● **Record set**

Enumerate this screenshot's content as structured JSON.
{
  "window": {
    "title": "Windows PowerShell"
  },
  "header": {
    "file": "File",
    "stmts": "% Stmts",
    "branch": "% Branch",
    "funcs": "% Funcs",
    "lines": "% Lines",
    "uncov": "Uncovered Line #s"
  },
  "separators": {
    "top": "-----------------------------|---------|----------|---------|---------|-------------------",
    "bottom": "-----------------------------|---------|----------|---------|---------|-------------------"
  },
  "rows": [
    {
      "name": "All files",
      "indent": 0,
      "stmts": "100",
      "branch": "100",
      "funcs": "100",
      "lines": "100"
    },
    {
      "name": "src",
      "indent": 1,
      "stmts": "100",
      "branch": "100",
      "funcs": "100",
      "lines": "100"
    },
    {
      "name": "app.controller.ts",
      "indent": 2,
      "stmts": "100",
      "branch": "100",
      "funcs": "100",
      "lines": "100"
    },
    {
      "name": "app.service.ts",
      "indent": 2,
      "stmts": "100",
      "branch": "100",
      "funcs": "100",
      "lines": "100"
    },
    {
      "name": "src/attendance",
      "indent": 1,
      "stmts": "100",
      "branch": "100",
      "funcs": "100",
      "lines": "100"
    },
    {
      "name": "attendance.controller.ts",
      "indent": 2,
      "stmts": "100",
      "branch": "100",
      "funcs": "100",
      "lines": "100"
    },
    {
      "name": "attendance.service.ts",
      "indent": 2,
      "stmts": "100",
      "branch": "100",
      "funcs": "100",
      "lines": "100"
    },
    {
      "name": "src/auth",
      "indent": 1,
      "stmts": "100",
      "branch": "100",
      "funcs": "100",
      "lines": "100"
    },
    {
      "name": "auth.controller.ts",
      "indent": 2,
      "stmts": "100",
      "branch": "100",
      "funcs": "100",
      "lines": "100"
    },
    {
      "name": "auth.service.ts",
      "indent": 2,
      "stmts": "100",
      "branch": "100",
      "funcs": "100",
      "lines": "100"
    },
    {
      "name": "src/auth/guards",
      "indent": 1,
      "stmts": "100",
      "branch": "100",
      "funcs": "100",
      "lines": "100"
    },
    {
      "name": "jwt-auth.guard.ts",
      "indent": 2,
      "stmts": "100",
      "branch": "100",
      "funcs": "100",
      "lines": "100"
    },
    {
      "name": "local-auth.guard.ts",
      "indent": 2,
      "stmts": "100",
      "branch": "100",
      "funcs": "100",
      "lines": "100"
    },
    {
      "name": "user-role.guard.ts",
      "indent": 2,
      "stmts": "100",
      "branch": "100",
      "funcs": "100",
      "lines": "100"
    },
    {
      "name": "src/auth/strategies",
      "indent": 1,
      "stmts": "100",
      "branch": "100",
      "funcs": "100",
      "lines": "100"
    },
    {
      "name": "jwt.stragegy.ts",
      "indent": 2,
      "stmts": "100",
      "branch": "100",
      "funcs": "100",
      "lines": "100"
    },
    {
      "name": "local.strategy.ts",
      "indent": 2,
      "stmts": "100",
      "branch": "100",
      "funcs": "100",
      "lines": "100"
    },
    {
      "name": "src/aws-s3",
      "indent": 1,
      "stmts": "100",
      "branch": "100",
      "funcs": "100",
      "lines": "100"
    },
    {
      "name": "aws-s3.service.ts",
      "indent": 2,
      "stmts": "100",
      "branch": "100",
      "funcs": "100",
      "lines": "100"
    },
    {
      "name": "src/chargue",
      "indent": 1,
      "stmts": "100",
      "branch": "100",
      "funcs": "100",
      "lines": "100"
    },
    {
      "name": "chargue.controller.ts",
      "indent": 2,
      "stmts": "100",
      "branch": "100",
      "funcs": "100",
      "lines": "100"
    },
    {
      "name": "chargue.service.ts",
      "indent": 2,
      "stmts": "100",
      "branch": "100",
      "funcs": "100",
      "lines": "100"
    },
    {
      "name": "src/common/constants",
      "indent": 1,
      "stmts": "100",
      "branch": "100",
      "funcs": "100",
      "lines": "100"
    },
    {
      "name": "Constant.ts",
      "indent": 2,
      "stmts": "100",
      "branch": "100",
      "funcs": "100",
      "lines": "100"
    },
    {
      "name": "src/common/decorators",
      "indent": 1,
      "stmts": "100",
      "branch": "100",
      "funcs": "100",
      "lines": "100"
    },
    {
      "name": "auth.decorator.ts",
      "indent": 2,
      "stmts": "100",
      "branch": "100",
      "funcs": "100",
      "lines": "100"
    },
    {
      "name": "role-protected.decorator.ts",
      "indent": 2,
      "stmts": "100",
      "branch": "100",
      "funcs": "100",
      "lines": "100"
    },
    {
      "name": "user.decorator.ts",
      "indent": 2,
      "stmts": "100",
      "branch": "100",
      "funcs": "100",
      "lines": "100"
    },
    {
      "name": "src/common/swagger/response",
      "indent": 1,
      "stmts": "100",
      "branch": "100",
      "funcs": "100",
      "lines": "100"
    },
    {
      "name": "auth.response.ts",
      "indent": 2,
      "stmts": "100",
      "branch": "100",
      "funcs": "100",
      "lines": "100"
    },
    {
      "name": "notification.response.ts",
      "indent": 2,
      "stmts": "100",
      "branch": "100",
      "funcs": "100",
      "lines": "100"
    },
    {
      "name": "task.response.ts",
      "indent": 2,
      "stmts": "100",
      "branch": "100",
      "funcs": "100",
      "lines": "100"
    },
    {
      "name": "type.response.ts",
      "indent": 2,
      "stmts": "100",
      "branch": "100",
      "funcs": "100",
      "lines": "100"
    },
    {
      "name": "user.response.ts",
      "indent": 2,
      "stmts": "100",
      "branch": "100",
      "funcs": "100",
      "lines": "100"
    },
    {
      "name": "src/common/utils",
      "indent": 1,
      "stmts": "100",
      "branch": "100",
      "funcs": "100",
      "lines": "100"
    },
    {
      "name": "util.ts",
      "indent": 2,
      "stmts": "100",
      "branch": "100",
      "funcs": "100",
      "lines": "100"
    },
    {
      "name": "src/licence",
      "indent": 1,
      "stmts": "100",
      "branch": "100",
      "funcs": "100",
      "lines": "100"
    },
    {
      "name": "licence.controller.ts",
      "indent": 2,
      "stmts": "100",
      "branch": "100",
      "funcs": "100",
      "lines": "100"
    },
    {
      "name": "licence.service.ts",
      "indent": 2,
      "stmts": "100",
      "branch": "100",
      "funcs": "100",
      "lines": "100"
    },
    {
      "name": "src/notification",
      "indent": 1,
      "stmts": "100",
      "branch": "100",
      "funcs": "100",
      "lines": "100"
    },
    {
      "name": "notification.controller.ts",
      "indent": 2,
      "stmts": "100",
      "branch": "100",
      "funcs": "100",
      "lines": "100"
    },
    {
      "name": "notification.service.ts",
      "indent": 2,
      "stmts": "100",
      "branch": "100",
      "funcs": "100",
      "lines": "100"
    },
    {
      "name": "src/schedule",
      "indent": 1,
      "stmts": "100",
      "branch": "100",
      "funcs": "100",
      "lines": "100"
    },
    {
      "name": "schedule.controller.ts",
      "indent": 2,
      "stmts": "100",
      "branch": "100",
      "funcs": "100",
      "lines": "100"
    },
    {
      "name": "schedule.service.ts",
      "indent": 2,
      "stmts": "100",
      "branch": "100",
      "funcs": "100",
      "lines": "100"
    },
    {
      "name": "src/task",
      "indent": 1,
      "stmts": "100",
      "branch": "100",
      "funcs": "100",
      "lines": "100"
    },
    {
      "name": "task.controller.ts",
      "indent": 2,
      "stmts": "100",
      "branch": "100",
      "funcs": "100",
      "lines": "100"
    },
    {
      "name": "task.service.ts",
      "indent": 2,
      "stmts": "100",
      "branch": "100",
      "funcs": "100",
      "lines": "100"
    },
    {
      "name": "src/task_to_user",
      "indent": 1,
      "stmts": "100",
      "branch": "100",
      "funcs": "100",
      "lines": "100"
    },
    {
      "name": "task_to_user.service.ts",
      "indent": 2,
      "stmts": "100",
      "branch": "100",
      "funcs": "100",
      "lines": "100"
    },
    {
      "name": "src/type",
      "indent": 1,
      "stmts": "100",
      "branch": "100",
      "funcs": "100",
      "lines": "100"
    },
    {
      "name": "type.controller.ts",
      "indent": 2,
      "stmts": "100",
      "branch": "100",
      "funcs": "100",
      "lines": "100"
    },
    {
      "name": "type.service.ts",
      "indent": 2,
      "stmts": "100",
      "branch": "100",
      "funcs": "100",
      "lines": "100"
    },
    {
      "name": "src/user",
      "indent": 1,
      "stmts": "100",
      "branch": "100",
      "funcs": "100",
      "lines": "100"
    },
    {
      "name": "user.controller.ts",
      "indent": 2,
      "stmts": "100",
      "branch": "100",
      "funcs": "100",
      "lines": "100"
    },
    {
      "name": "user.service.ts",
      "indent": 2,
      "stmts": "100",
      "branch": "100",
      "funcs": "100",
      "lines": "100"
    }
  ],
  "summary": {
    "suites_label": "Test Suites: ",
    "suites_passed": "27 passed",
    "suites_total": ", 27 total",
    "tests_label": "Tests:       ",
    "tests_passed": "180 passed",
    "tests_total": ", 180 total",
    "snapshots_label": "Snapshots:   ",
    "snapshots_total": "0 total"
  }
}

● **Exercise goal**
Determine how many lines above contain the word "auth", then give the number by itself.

● **Exercise result**
9